#### Extracted information ####
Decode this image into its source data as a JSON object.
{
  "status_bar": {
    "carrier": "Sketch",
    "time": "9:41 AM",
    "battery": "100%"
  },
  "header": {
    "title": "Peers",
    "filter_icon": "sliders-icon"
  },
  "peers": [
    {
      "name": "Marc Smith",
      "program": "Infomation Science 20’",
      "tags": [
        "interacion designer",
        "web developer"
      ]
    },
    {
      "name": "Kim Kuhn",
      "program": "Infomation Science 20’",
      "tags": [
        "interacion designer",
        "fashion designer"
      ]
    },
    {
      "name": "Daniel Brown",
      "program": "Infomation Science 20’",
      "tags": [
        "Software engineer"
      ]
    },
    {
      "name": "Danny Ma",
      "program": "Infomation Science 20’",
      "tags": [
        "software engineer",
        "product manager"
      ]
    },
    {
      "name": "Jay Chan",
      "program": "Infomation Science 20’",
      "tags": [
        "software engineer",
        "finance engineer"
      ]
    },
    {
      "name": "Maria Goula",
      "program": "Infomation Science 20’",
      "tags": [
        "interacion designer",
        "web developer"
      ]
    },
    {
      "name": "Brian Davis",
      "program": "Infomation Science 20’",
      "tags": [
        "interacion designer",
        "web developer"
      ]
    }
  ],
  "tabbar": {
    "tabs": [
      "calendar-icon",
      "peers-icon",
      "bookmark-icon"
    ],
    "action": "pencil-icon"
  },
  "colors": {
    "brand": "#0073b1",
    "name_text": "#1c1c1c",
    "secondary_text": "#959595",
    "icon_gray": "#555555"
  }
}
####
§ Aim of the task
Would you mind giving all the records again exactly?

§ Result for this exercise
Decode this image into its source data as a JSON object.
{
  "status_bar": {
    "carrier": "Sketch",
    "time": "9:41 AM",
    "battery": "100%"
  },
  "header": {
    "title": "Peers",
    "filter_icon": "sliders-icon"
  },
  "peers": [
    {
      "name": "Marc Smith",
      "program": "Infomation Science 20’",
      "tags": [
        "interacion designer",
        "web developer"
      ]
    },
    {
      "name": "Kim Kuhn",
      "program": "Infomation Science 20’",
      "tags": [
        "interacion designer",
        "fashion designer"
      ]
    },
    {
      "name": "Daniel Brown",
      "program": "Infomation Science 20’",
      "tags": [
        "Software engineer"
      ]
    },
    {
      "name": "Danny Ma",
      "program": "Infomation Science 20’",
      "tags": [
        "software engineer",
        "product manager"
      ]
    },
    {
      "name": "Jay Chan",
      "program": "Infomation Science 20’",
      "tags": [
        "software engineer",
        "finance engineer"
      ]
    },
    {
      "name": "Maria Goula",
      "program": "Infomation Science 20’",
      "tags": [
        "interacion designer",
        "web developer"
      ]
    },
    {
      "name": "Brian Davis",
      "program": "Infomation Science 20’",
      "tags": [
        "interacion designer",
        "web developer"
      ]
    }
  ],
  "tabbar": {
    "tabs": [
      "calendar-icon",
      "peers-icon",
      "bookmark-icon"
    ],
    "action": "pencil-icon"
  },
  "colors": {
    "brand": "#0073b1",
    "name_text": "#1c1c1c",
    "secondary_text": "#959595",
    "icon_gray": "#555555"
  }
}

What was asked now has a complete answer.